How a homeless youth became a leading digital guru
COFFS ex-pat Joe McCord's story begins with hardship: a childhood marred by drug abuse, violence and homelessness.
But skip to the age of 32 and the former Orara High student's days of crippling addiction, hospital visits and couch-surfing are behind him.
Even though he never finished high school, he's now the quintessential city businessman heading one of Queensland's fastest growing digital marketing companies Digital8 - worth millions.
His story has attracted the likes of the Courier Mail but Joe has reached out to the Advocate in hope to provide his insight to local youth who may be struggling.
Soon after Joe was born the court deemed his mother unfit and he was placed into his father's care in Grafton.
It was at the age of 14 when tensions culminated into a violent run-in with his father, and he moved to Lowanna to live with his mum who he barely knew.

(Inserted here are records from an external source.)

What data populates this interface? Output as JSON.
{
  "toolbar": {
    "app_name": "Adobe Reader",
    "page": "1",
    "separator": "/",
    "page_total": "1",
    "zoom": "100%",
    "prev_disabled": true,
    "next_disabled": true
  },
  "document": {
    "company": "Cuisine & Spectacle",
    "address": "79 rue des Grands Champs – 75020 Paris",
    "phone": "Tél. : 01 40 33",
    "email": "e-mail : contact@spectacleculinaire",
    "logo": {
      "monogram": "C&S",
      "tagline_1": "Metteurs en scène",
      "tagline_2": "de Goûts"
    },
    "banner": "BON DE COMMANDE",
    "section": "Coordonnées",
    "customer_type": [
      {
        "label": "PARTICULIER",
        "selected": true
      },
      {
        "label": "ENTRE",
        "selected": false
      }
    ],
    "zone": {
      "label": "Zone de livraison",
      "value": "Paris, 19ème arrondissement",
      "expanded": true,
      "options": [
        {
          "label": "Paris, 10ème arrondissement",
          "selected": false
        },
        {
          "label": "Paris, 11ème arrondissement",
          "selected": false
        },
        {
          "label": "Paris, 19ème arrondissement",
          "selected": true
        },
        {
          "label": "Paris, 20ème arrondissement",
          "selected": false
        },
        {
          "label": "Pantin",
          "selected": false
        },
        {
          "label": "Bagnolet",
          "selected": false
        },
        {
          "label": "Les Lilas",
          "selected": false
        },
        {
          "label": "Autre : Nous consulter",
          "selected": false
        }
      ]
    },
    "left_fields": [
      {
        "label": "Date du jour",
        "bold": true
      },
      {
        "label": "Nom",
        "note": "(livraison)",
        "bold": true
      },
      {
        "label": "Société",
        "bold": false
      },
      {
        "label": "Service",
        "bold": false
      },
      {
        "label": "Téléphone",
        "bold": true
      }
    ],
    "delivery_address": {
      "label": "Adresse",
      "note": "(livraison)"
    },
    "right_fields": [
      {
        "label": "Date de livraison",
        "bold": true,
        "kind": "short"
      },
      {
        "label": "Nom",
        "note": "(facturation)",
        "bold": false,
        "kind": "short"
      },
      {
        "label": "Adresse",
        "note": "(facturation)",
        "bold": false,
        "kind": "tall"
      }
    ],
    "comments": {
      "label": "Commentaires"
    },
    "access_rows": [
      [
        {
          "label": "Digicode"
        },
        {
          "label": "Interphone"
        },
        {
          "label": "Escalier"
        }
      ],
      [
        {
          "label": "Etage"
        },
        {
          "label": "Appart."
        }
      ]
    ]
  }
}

With six other siblings, he suddenly found himself surrounded by drug use and domestic violence.
"Until that point I'd managed to avoid using alcohol or drugs but in that household it was so normalised. The situation was out of control with so many kids, there was a lot less visibility. I was sucked into it straight away,” Joe said.
"There was a lot of domestic violence and overt drug abuse. It was a really unhealthy environment.”
Eventually the situation became too much for Joe and while staying at a friend's home in Coffs Harbour one weekend, he decided he wasn't going back.
Through Orara High School it was organised he would enter the youth housing system and he soon began living at the Jetty Bunker Youth Service.
At the age of 16, he was given a four-bedroom house with Youth Allowance and "100 per cent freedom”.
"I went way off the rails by that point.”
"There were a lot of unsavoury characters around me, I was getting into pretty hard drugs. The time between then and when I was 18 was just a blur.”
Joe dropped out of school after Year 10. Soon after, he suffered from a drug-induced psychosis.
He was admitted to Coffs Harbour hospital and was diagnosed with schizophreniform disorder.
After two years treatment he moved to Brisbane seeking a fresh start, and while working odd jobs he met his partner.
Within a year of living together she fell pregnant with their first child, Audrey.
"I looked at Audrey and thought to myself I wanted to be more, I wanted to be a better role model for her.”
Joe had lasting friendships from his time in high school. At this stage, they were all starting to carve out careers in the digital industry.
Chris Ward, who is now the Chief Digital Officer at betting and gaming company Ladbrokes, was at the time working as a search optimisation specialist and it was through him that Joe landed a job interview.
And while Joe didn't end up getting the job, he managed to land himself contract work. From there, he worked his way up and is now the general manager of Digital8.
Joe admits if it wasn't for the support of his close friends from Coffs, he wouldn't be in his position.
"They're all killing it.”
Chris's brother Anthony, a former JPC and Orara High student, owns and operates digital marketing agency Noria based in Thailand.
Aaron Whitlock, a former Woopi High student, owns several businesses including popular Brisbane dog cafe Todd & Pup, and has worked in digital marketing for Neds, Ladbrokes, Culture Kings and Tatts Group.
Sonja Meyer, a former Orara student, now owns and operates creative agency Ethical Design Co in Melbourne.
"There's kids in Coffs who think they're going to leave school at grade 10 and work at a Pizza Hut for the next 20 years, but there's so much opportunity out there.”
"You've just got to get your head on straight, and get out of that lifestyle.
"Being able to spend time with youth workers gave me a brief period to observe and hear from positive role models. Coffs is a town that's very self-aware, there's a lot of programs and groups - but it's up to the kids to listen and establish that contact in the first place.
"You don't have to be at the lowest of low to seek help. It doesn't matter how screwed up you are, you can still get out.”